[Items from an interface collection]
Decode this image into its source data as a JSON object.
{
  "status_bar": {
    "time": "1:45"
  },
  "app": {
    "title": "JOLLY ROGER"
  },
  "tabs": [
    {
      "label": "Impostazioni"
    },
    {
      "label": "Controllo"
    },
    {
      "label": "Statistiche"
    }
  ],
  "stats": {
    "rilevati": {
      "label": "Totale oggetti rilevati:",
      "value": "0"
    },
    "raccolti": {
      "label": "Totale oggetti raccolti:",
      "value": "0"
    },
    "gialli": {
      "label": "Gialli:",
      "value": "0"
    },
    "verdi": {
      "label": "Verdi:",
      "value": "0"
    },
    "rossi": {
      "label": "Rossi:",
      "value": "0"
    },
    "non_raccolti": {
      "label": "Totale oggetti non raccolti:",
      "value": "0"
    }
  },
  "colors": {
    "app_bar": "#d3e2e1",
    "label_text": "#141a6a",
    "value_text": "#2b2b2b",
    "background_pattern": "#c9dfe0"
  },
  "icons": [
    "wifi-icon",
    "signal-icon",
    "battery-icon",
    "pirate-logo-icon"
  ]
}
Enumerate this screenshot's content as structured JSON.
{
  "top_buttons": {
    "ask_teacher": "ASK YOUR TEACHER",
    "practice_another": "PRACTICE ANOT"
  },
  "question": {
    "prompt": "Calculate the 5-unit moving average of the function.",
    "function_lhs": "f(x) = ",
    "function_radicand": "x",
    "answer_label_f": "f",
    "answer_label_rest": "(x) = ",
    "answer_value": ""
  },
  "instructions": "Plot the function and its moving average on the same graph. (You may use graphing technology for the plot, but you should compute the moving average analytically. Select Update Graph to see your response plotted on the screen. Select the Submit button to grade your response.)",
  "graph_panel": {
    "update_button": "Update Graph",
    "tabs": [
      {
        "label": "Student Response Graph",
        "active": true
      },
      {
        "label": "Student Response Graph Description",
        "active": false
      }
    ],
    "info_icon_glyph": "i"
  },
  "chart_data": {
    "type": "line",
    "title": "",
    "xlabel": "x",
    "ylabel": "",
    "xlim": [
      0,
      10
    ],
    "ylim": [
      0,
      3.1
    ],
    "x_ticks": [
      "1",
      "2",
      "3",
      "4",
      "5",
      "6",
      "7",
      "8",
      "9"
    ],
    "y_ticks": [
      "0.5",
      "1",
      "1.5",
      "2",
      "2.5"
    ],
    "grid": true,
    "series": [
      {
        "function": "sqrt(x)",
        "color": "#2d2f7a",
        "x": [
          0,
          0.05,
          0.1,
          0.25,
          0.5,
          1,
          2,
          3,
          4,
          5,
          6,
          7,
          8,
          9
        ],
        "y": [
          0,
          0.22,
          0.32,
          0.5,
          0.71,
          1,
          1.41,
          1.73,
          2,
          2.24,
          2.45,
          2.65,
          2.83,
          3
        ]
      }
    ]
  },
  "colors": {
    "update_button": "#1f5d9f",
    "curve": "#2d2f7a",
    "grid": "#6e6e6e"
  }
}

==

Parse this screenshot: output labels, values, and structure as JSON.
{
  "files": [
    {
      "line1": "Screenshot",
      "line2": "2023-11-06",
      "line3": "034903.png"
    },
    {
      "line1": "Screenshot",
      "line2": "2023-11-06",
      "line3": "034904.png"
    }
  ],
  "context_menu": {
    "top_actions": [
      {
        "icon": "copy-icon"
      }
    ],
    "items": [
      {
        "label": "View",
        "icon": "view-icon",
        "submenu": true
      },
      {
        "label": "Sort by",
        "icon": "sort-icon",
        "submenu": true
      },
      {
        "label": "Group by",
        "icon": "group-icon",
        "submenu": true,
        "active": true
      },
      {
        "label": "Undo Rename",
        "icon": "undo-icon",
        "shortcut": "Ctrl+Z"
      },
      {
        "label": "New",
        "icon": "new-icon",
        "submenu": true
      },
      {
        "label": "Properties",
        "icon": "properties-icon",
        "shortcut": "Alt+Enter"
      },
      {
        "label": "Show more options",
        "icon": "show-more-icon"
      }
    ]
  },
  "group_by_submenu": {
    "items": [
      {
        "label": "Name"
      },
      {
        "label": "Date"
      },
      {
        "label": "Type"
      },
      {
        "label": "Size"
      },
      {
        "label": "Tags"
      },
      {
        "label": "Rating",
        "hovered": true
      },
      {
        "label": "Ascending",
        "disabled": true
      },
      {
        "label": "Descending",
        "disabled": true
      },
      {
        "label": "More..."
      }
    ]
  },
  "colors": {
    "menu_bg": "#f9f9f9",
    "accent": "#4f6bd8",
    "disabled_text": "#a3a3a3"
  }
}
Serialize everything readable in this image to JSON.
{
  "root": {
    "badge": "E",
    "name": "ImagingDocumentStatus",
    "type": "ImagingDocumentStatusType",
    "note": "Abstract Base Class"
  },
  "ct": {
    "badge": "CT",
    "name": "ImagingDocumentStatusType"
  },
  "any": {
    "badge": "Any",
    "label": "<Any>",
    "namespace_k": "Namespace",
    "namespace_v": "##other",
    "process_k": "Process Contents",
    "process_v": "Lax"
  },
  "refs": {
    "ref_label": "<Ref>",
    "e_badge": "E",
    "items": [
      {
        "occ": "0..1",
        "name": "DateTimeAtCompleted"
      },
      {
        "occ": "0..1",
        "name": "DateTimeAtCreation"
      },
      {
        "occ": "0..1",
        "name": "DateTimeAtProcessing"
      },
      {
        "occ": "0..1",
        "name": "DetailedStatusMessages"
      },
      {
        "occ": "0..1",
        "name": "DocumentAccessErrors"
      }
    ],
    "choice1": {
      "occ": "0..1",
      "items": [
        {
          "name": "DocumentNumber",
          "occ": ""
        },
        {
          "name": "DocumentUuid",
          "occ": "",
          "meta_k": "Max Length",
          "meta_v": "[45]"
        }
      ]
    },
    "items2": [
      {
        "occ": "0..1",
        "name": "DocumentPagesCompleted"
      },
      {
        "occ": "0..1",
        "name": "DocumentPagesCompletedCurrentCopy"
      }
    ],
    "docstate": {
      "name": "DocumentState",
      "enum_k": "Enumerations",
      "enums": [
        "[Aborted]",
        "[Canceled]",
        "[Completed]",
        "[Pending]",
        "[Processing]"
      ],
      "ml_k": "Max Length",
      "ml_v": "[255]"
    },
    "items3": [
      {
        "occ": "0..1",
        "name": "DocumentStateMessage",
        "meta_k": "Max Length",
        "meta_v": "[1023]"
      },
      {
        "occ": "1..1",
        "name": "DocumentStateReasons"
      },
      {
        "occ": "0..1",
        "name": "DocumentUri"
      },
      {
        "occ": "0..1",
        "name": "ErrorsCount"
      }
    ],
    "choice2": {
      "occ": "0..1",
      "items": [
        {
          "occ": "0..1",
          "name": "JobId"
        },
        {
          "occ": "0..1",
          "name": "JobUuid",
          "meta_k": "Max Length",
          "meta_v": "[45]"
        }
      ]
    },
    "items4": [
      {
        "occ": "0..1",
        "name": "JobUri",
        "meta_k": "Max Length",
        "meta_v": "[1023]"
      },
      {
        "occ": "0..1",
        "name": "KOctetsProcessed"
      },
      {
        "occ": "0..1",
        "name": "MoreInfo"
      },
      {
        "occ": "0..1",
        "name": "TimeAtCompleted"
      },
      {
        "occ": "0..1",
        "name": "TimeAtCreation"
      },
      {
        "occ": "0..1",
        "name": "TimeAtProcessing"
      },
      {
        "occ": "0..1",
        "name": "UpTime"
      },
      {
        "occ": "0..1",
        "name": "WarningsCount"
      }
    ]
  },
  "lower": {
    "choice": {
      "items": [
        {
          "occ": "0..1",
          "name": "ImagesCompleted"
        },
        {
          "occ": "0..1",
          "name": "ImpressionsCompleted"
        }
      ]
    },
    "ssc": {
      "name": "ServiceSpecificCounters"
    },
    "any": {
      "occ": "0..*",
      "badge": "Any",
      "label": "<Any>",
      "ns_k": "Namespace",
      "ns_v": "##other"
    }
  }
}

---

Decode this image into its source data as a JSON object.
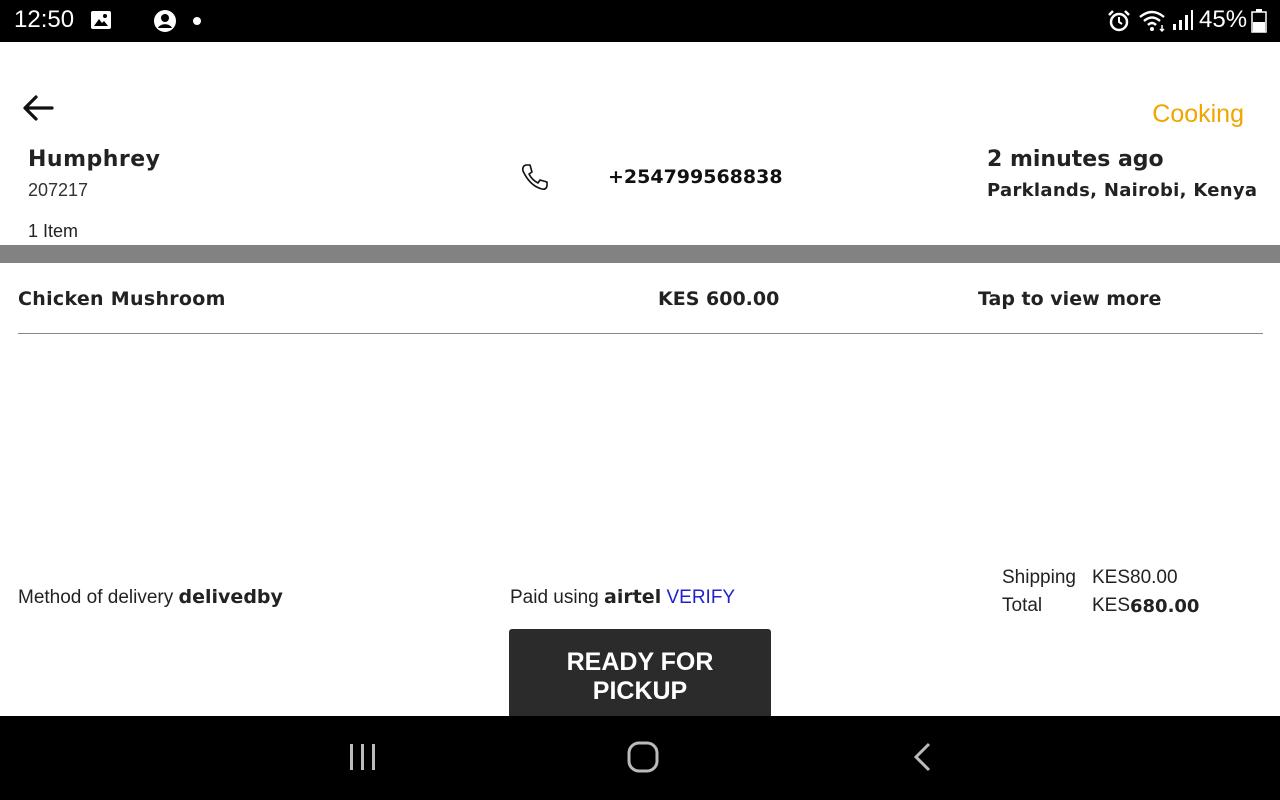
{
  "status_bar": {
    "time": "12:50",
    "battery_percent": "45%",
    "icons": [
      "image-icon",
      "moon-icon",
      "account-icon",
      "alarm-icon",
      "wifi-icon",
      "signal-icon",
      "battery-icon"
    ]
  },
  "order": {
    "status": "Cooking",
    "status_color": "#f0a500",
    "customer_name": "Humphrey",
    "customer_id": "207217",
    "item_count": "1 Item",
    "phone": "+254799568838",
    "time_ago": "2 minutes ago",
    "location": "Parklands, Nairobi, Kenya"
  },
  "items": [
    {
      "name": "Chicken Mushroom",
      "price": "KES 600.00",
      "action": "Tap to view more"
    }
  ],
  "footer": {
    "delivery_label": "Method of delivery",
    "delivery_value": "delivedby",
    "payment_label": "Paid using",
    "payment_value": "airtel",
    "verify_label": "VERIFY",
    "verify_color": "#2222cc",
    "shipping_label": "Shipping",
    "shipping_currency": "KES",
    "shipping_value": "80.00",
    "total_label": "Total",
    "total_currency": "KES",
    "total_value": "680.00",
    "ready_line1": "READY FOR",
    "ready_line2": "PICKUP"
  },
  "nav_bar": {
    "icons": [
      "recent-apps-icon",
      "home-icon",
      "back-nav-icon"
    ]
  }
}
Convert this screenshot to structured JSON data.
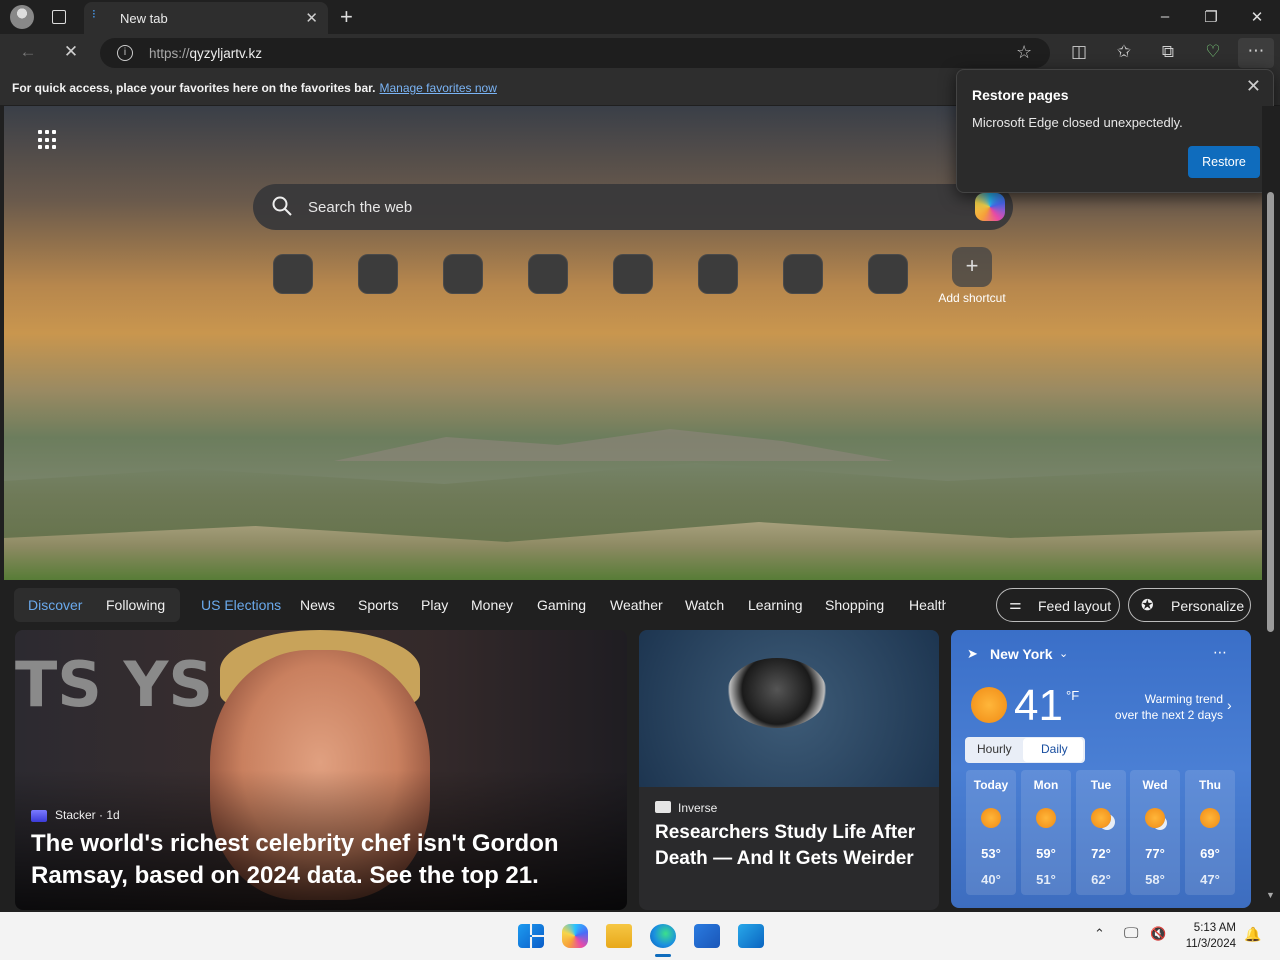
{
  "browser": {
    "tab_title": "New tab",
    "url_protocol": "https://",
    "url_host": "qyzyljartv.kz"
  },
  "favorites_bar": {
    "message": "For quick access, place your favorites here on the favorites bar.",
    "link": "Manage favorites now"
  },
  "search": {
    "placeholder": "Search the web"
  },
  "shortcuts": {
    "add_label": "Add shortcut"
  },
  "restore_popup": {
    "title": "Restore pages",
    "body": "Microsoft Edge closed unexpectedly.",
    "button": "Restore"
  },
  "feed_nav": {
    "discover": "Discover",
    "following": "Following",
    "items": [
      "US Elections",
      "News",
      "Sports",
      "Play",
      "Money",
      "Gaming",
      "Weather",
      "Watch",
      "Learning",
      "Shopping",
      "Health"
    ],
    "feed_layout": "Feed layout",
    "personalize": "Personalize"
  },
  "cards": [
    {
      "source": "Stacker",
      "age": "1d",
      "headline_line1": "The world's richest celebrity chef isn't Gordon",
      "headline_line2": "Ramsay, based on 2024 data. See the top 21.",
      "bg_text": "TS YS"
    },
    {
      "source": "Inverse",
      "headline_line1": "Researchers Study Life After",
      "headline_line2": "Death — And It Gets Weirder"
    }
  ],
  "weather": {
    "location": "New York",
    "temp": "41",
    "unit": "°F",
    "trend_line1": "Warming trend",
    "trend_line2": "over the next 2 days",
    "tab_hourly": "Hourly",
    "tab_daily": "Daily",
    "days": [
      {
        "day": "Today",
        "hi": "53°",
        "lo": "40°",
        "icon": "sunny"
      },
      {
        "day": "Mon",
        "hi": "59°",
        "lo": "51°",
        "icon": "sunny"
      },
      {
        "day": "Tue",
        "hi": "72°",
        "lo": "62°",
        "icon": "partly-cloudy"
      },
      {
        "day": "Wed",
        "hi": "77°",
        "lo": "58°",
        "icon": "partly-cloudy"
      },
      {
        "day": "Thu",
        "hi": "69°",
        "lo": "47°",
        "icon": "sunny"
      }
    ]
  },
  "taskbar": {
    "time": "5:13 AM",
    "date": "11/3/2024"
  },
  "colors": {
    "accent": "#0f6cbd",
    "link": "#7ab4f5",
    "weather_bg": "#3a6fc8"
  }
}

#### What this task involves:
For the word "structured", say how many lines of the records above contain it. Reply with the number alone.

#### Solution for this problem:
2